((
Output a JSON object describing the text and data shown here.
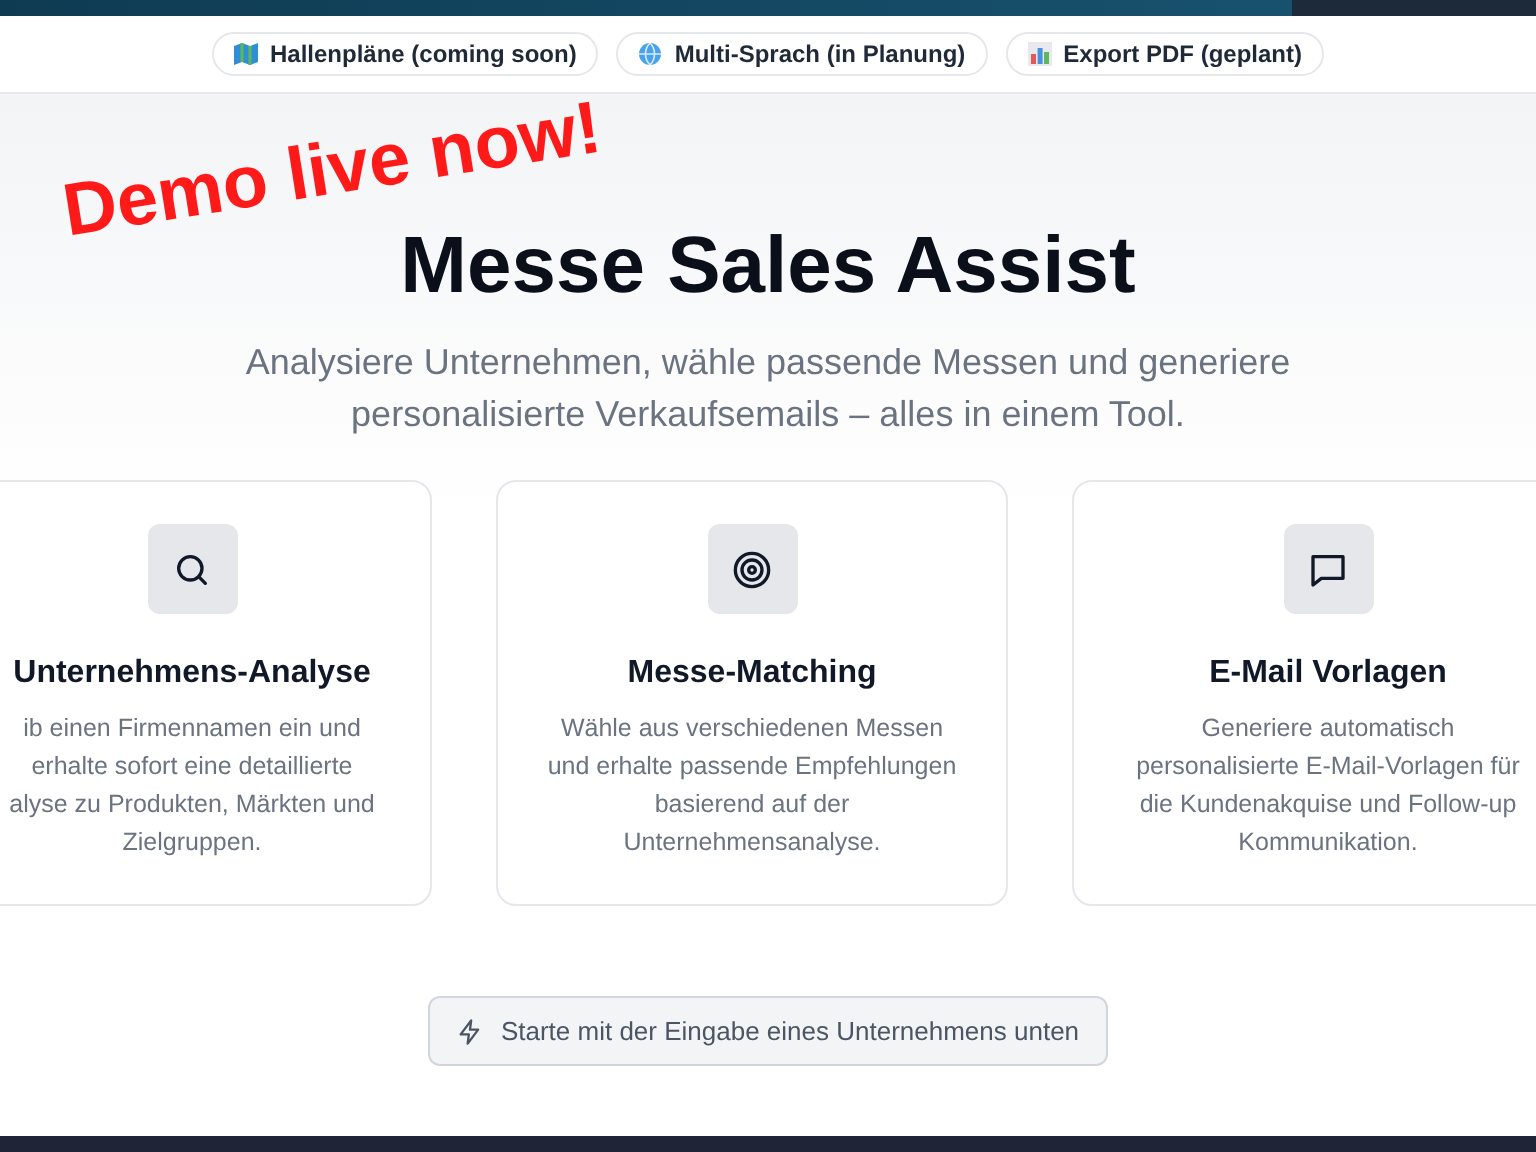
{
  "feature_chips": [
    {
      "label": "Hallenpläne (coming soon)"
    },
    {
      "label": "Multi-Sprach (in Planung)"
    },
    {
      "label": "Export PDF (geplant)"
    }
  ],
  "overlay_text": "Demo live now!",
  "hero": {
    "title": "Messe Sales Assist",
    "subtitle_lines": [
      "Analysiere Unternehmen, wähle passende Messen und generiere",
      "personalisierte Verkaufsemails – alles in einem Tool."
    ]
  },
  "features": [
    {
      "title": "Unternehmens-Analyse",
      "description_lines": [
        "ib einen Firmennamen ein und",
        "erhalte sofort eine detaillierte",
        "alyse zu Produkten, Märkten und",
        "Zielgruppen."
      ]
    },
    {
      "title": "Messe-Matching",
      "description_lines": [
        "Wähle aus verschiedenen Messen",
        "und erhalte passende Empfehlungen",
        "basierend auf der",
        "Unternehmensanalyse."
      ]
    },
    {
      "title": "E-Mail Vorlagen",
      "description_lines": [
        "Generiere automatisch",
        "personalisierte E-Mail-Vorlagen für",
        "die Kundenakquise und Follow-up",
        "Kommunikation."
      ]
    }
  ],
  "start_button": "Starte mit der Eingabe eines Unternehmens unten"
}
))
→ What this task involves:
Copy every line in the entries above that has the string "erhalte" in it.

→ Exercise answer:
        "erhalte sofort eine detaillierte",
        "und erhalte passende Empfehlungen",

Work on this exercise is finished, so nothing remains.